What is Lottery?


Lottery is a form of gambling in which numbers are drawn for prizes. Modern lottery games are usually conducted by state-sponsored corporations or public agencies, though private companies also run some lotteries in other countries. Prizes in a lottery may be money, goods, or services. Lottery is considered to be a form of gambling because players must pay something of value in order to participate. However, it is not generally considered to be a form of legal gambling. Lotteries are regulated by laws in many countries, and the prizes must be publicly declared and accounted for.

A number of problems have plagued the operation and development of lotteries. These have included the inability of government at any level to manage an activity from which it profits, particularly in an anti-tax era; the proliferation of other forms of gambling, including casino gaming; and the regressive impact of lotteries on low-income populations. In addition, state governments are constantly faced with pressure to expand their operations and add new games in order to generate increased revenue.

The practice of making decisions and determining fates by drawing lots has a long record, and is recorded in several Bible passages.

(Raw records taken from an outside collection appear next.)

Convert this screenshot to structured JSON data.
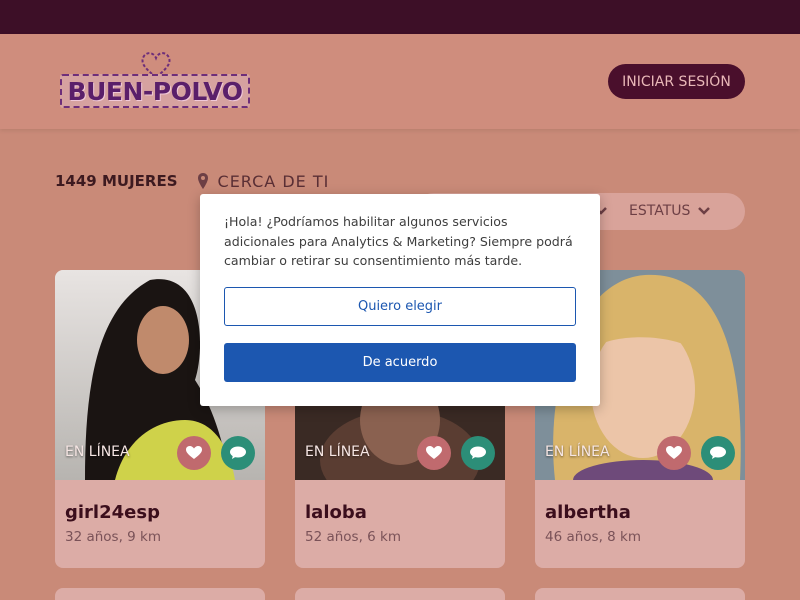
{
  "header": {
    "logo_text": "BUEN-POLVO",
    "login_label": "INICIAR SESIÓN"
  },
  "filters": {
    "count": "1449 MUJERES",
    "location": "CERCA DE TI",
    "status_label": "ESTATUS"
  },
  "cards": [
    {
      "name": "girl24esp",
      "meta": "32 años, 9 km",
      "status": "EN LÍNEA"
    },
    {
      "name": "laloba",
      "meta": "52 años, 6 km",
      "status": "EN LÍNEA"
    },
    {
      "name": "albertha",
      "meta": "46 años, 8 km",
      "status": "EN LÍNEA"
    }
  ],
  "consent": {
    "message": "¡Hola! ¿Podríamos habilitar algunos servicios adicionales para Analytics & Marketing? Siempre podrá cambiar o retirar su consentimiento más tarde.",
    "choose_label": "Quiero elegir",
    "agree_label": "De acuerdo"
  },
  "colors": {
    "topbar": "#3d0f27",
    "accent_button": "#4a0f2c",
    "consent_blue": "#1c57b0",
    "like_button": "#c06a6e",
    "chat_button": "#2c8e78"
  },
  "icons": [
    "heart-icon",
    "chat-icon",
    "location-pin-icon",
    "chevron-down-icon"
  ]
}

In the early modern period, people used lotteries for various purposes, such as distributing land and slaves in ancient Rome and giving property away during Saturnalian feasts in England.

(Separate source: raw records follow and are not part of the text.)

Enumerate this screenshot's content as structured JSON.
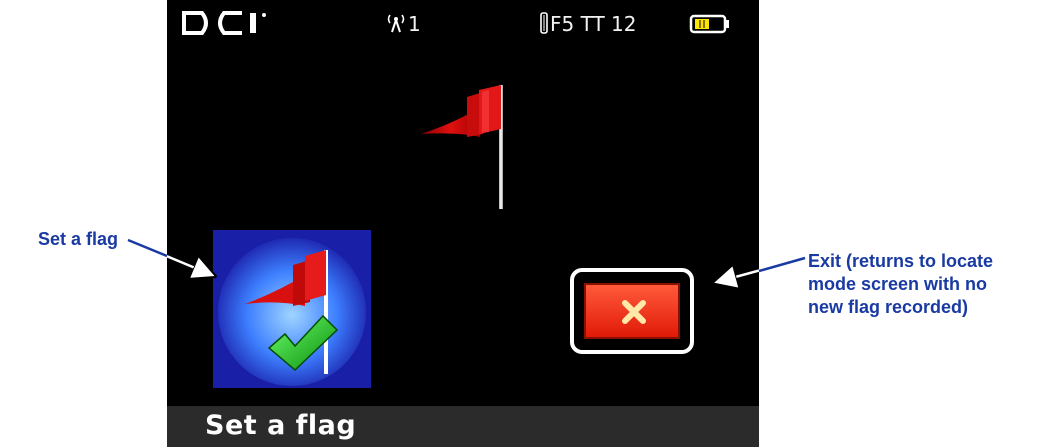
{
  "status_bar": {
    "brand": "DCI",
    "signal_icon": "antenna-icon",
    "channel": "1",
    "freq_icon": "transmitter-icon",
    "freq_label": "F5 TT 12",
    "battery_icon": "battery-icon",
    "battery_color": "#ffe600"
  },
  "main": {
    "flag_icon": "red-flag-icon",
    "set_flag_button_icon": "flag-check-icon",
    "exit_button_icon": "close-x-icon"
  },
  "bottom_bar": {
    "title": "Set a flag"
  },
  "callouts": {
    "left": "Set a flag",
    "right_lines": [
      "Exit (returns to locate",
      "mode screen with no",
      "new flag recorded)"
    ]
  }
}
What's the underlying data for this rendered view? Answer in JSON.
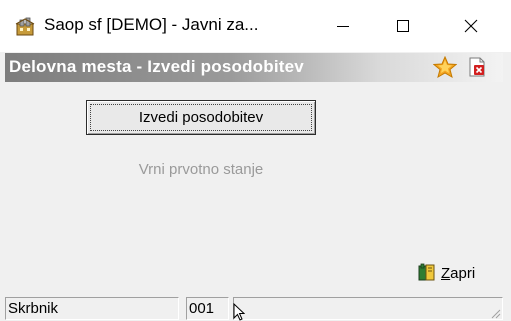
{
  "window": {
    "title": "Saop sf [DEMO] - Javni za..."
  },
  "header": {
    "title": "Delovna mesta - Izvedi posodobitev"
  },
  "actions": {
    "update_label": "Izvedi posodobitev",
    "reset_label": "Vrni prvotno stanje",
    "close_label_accel": "Z",
    "close_label_rest": "apri"
  },
  "statusbar": {
    "user": "Skrbnik",
    "code": "001",
    "message": ""
  },
  "icons": {
    "app": "app-building-icon",
    "favorite": "star-icon",
    "close_doc": "close-document-icon",
    "close_action": "book-icon"
  },
  "colors": {
    "header_gradient_start": "#7d7d7d",
    "header_gradient_end": "#f3f3f3",
    "star": "#f5a623",
    "close_doc_red": "#d21f1f",
    "disabled_text": "#9a9a9a"
  }
}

In the 16th century, a lottery raised funds for the establishment of the first English colonies. In colonial America, lotteries were frequently used to finance road construction and public works projects. George Washington sponsored a lottery in 1768 to fund a road across the Blue Ridge Mountains. Today, lotteries are commonly used to raise funds for education and medical research, and for charitable causes.

Although there is no magic to winning the lottery, a little basic math and common sense can improve your odds. Richard Lustig, a former salesman and self-proclaimed “lottery expert,” says that choosing fewer numbers, picking ones from a range of digits, and avoiding consecutive numbers will increase your chances. Also, keep track of the drawings and dates on your tickets, and double-check the results after each draw.

A number of factors contribute to the popularity and success of a lottery, including its rules and regulations, the size of the prize pool, the frequency of the draws, and the payout structure. The size of the prize pool determines how much the winner will win. The higher the prize, the more players are likely to participate in the lottery. Other factors include the socio-economic profile of participants; for example, men play the lottery more than women, and low-income individuals participate less than their share of the population. Moreover, the participation rate declines with age and educational achievement. In contrast, non-lottery gambling increases with education. This trend is a result of the fact that more people can afford to participate in lotteries, and the prizes are often much larger than those for other types of gambling.